Three generations of women and men who agitated for woman suffrage drew the attention–sometimes supportive, but often hostile–of a curious public during the nineteenth and early twentieth centuries.
Using illustrations and photographs, Dr. Susan Goodier will highlight some of the people, events, and arguments of the woman suffrage movement, showing just why it took so long for women to get a right we often take for granted today.
Lecture will take place on Sunday, October 15 at 6 pm in the Carriage House Theater.
$10 Museum members, $12 General public.
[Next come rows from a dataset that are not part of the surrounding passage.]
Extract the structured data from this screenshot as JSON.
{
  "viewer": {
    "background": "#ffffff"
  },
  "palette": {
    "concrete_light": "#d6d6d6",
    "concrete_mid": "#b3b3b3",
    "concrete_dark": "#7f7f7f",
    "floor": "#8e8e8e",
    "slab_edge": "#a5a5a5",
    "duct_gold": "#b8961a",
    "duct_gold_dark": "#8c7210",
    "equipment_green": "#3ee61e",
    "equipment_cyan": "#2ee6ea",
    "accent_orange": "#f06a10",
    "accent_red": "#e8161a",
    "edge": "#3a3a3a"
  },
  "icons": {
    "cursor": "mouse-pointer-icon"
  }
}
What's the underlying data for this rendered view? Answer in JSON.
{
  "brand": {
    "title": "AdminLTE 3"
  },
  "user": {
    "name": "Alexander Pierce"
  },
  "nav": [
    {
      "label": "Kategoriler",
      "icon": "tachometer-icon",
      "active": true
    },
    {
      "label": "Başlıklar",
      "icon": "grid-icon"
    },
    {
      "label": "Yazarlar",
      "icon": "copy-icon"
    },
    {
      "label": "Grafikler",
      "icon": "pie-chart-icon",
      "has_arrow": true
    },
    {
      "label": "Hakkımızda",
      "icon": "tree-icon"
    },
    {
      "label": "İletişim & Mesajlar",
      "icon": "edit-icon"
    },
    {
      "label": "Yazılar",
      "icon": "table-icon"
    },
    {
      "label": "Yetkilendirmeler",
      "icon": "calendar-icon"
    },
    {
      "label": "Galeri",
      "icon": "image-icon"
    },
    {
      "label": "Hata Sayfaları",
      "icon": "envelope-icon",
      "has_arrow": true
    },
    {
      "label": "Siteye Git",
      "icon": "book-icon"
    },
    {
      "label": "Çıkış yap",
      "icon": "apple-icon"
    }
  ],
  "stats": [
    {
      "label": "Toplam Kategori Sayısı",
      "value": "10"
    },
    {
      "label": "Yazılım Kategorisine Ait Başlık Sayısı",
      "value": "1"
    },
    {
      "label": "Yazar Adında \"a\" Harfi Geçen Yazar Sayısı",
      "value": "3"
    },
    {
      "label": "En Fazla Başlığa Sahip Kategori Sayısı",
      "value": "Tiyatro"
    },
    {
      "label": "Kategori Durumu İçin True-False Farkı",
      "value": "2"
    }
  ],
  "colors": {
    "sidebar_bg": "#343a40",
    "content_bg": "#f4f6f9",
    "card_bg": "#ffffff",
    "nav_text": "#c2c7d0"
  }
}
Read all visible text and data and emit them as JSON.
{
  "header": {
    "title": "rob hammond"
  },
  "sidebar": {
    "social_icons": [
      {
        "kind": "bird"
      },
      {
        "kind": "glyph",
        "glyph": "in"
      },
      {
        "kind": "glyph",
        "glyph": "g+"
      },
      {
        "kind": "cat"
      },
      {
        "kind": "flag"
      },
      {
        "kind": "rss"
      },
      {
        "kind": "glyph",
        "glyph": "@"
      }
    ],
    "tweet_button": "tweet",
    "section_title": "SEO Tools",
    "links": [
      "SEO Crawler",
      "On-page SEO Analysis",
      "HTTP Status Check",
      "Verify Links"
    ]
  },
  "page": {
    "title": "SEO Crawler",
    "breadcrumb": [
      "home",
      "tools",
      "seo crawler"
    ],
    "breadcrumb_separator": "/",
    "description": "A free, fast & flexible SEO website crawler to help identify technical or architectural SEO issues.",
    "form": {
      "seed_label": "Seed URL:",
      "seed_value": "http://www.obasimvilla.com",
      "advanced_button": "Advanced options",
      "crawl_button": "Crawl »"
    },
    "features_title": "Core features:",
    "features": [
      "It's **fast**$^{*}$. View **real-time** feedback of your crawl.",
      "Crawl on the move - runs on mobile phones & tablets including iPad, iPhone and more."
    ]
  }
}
Susan Goodier studies U.S. women’s activism, particularly woman suffrage activism, from 1840 to 1920. She earned a master’s degree in Gender History in 1999, a doctorate in Public Policy History, with subfields in International Gender and Culture and Black Women’s Studies, in 2007, and a Women’s Studies master’s degree in 2008, all from SUNY at Albany.
At SUNY Oneonta she teaches courses in Women’s History, New York State history, the Civil War and Reconstruction, and Progressivism. Dr. Goodier is a public scholar for Humanities New York and the coordinator for the Upstate New York Women’s History Organization (UNYWHO). She is also the book review editor for the New York History journal. The University of Illinois published her first book, No Votes for Women: The New York State Anti-Suffrage Movement, in 2013. Her next book, coauthored with Karen Pastorello, is Women Will Vote: Winning Suffrage in New York State. Published by Cornell University Press in September 2017, the book helps to mark the centennial of women voting in New York State.
Woman’s Protest is sponsored by the Cayuga Community Fund.